*Task*: Collect each line of the records containing the string "Зачисление".
>>
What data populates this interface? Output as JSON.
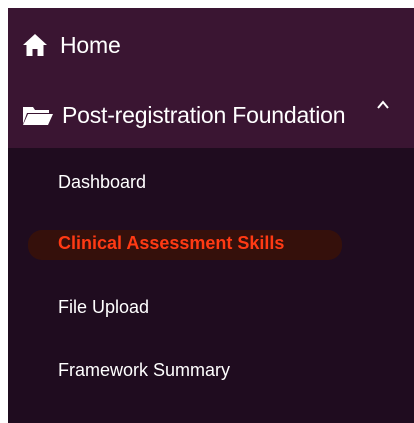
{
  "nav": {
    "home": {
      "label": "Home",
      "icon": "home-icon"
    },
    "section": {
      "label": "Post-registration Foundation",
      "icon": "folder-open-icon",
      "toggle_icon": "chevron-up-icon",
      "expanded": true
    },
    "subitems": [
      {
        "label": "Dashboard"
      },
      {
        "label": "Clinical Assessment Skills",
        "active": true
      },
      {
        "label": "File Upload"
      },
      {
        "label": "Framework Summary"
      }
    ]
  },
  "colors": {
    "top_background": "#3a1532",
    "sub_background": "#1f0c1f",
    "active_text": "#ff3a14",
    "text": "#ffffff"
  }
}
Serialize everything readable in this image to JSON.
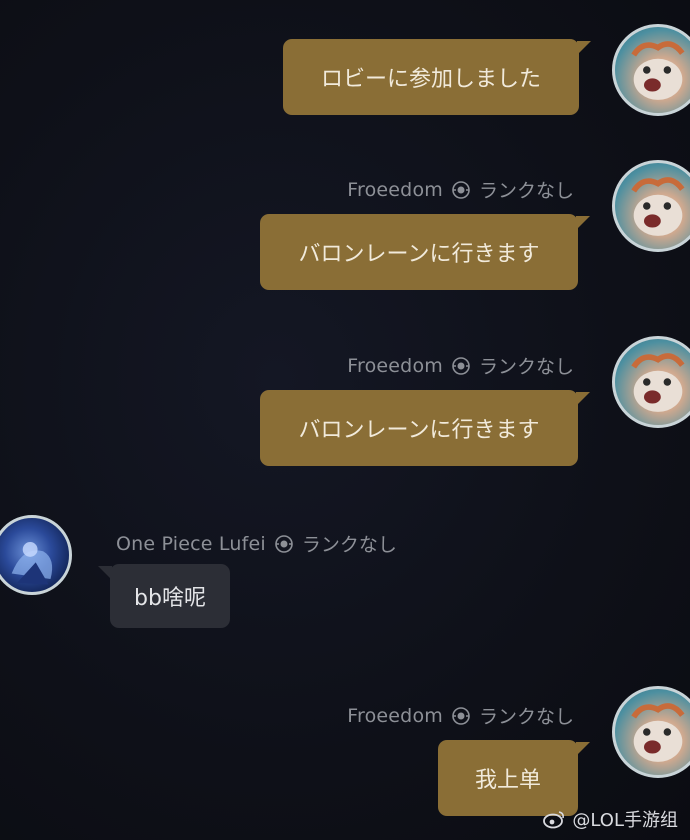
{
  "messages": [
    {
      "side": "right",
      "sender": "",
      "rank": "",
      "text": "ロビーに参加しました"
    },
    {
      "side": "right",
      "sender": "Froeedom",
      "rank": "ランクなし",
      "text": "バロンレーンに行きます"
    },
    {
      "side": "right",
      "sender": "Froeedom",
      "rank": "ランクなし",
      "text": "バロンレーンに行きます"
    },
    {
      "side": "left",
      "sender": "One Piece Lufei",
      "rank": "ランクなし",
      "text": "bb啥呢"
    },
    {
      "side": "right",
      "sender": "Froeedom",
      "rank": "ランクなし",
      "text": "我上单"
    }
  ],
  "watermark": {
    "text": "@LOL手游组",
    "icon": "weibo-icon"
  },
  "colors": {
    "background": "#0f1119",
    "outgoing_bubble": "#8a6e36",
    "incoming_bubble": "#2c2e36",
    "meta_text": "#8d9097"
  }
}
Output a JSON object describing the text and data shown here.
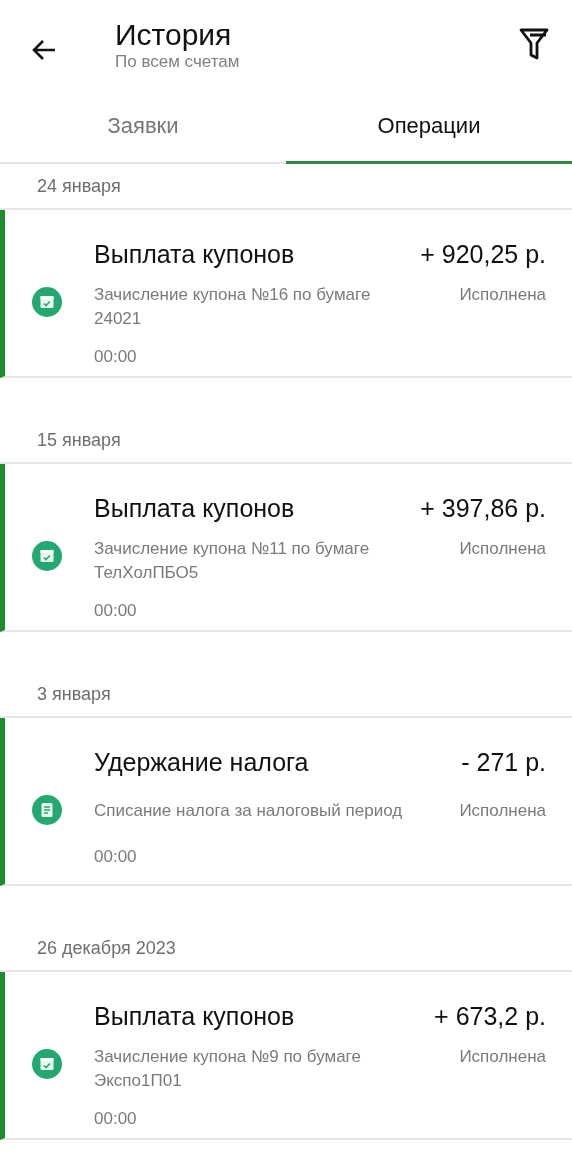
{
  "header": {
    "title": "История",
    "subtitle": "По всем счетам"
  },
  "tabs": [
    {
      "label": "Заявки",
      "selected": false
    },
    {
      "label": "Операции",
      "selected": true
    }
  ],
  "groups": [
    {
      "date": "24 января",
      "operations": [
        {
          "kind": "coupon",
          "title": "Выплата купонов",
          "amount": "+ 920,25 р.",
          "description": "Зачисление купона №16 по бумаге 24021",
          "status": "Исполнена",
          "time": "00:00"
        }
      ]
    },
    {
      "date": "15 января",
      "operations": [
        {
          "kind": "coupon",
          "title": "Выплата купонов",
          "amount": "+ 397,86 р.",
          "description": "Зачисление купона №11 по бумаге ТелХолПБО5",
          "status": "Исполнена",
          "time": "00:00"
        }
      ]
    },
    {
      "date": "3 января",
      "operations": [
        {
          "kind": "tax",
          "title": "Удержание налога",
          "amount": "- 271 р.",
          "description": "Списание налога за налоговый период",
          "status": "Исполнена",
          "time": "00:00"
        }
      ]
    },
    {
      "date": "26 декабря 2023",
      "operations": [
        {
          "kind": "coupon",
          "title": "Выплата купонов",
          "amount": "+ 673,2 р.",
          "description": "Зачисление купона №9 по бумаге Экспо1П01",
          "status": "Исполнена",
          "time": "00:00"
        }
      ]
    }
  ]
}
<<
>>
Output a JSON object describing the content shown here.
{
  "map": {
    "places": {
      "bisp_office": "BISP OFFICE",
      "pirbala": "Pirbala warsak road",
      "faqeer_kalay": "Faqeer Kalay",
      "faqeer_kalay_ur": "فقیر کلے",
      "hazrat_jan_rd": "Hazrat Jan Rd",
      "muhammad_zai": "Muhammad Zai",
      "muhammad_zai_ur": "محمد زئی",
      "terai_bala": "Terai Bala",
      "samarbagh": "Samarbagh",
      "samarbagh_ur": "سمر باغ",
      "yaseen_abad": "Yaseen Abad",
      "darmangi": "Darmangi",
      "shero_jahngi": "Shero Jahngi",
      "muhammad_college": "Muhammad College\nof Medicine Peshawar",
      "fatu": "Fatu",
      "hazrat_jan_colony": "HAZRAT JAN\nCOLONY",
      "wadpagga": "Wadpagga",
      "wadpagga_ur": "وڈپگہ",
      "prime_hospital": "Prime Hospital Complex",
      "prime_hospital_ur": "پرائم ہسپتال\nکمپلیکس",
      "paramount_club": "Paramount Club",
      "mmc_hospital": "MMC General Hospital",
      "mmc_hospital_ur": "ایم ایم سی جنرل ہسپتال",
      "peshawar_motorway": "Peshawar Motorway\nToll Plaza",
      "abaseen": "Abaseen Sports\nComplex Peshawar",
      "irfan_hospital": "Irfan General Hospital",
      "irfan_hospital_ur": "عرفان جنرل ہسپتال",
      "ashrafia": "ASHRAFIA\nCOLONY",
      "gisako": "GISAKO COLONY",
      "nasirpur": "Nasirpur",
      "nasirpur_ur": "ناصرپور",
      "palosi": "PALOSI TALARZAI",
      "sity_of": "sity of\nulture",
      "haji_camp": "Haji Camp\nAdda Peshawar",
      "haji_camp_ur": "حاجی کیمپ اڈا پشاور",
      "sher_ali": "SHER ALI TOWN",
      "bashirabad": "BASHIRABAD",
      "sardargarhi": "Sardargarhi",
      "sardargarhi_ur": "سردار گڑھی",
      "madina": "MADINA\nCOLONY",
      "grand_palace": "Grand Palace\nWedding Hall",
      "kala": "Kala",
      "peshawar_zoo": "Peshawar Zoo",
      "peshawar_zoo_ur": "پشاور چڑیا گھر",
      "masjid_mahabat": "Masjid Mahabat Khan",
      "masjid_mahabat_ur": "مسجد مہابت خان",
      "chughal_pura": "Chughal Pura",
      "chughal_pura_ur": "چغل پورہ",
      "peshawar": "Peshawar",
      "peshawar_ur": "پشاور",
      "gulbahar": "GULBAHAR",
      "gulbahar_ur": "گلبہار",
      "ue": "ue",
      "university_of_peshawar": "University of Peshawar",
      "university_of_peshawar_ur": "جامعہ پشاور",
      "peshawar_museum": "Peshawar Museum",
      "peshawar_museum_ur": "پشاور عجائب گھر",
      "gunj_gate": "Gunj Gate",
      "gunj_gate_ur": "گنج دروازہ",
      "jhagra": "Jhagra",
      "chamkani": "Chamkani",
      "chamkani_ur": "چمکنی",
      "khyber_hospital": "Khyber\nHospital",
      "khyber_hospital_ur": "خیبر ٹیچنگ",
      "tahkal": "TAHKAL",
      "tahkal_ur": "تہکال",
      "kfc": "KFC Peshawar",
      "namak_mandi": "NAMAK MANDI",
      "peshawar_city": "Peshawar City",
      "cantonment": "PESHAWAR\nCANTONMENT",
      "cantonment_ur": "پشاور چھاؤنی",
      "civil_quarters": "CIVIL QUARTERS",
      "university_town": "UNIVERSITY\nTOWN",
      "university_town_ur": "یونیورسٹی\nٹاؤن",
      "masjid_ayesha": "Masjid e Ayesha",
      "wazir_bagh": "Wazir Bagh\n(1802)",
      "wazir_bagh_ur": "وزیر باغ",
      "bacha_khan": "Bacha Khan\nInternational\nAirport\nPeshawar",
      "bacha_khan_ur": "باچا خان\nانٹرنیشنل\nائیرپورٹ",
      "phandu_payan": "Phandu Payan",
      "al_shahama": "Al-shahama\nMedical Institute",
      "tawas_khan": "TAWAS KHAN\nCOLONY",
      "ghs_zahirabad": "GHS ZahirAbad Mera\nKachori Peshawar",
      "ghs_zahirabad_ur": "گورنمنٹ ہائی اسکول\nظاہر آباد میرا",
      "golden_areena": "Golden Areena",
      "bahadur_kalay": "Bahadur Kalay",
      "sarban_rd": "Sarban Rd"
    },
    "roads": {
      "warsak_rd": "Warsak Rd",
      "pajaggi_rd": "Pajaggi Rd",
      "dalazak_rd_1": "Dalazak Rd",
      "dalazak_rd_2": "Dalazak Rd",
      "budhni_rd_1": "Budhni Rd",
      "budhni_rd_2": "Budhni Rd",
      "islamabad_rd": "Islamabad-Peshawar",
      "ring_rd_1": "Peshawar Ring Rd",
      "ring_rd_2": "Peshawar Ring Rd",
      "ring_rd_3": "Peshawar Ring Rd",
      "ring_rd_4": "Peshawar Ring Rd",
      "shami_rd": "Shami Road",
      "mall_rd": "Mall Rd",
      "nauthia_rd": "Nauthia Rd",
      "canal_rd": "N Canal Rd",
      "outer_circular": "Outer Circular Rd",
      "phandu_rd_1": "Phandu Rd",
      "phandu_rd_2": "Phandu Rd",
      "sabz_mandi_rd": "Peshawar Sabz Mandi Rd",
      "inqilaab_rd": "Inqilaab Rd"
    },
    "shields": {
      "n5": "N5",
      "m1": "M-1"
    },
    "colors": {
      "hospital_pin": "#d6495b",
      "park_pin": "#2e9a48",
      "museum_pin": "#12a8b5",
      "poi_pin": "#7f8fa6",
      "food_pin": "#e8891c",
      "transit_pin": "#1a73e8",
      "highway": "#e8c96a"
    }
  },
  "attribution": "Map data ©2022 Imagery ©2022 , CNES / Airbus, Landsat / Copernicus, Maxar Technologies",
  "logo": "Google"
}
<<
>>
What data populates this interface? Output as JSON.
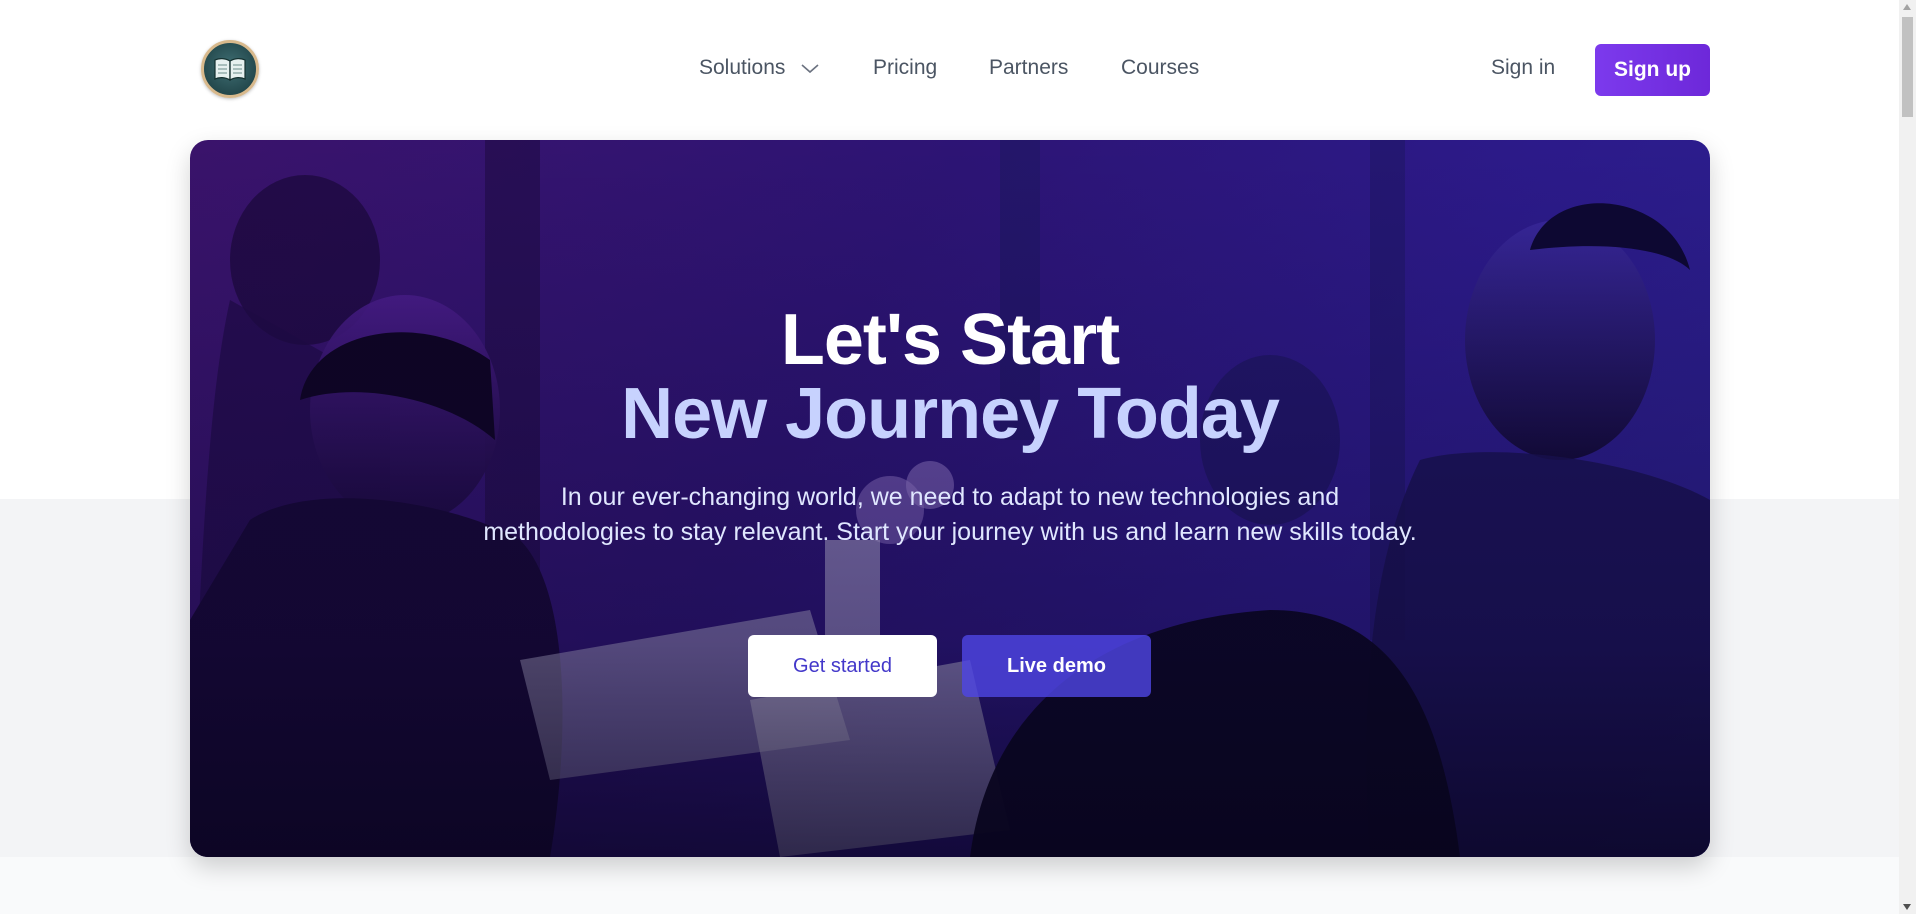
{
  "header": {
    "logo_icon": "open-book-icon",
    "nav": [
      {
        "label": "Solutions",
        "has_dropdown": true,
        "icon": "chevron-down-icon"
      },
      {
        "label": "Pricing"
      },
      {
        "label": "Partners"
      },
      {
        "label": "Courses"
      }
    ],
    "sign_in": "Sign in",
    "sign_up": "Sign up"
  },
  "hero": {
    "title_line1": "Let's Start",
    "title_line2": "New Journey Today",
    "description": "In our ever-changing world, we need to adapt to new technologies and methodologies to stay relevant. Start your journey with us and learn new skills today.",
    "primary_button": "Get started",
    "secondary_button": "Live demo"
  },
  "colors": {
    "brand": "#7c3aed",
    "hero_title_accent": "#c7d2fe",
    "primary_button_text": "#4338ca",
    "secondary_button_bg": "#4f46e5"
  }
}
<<
*Result for this task*:
          "description": "Зачисление купона №16 по бумаге 24021",
          "description": "Зачисление купона №11 по бумаге ТелХолПБО5",
          "description": "Зачисление купона №9 по бумаге Экспо1П01",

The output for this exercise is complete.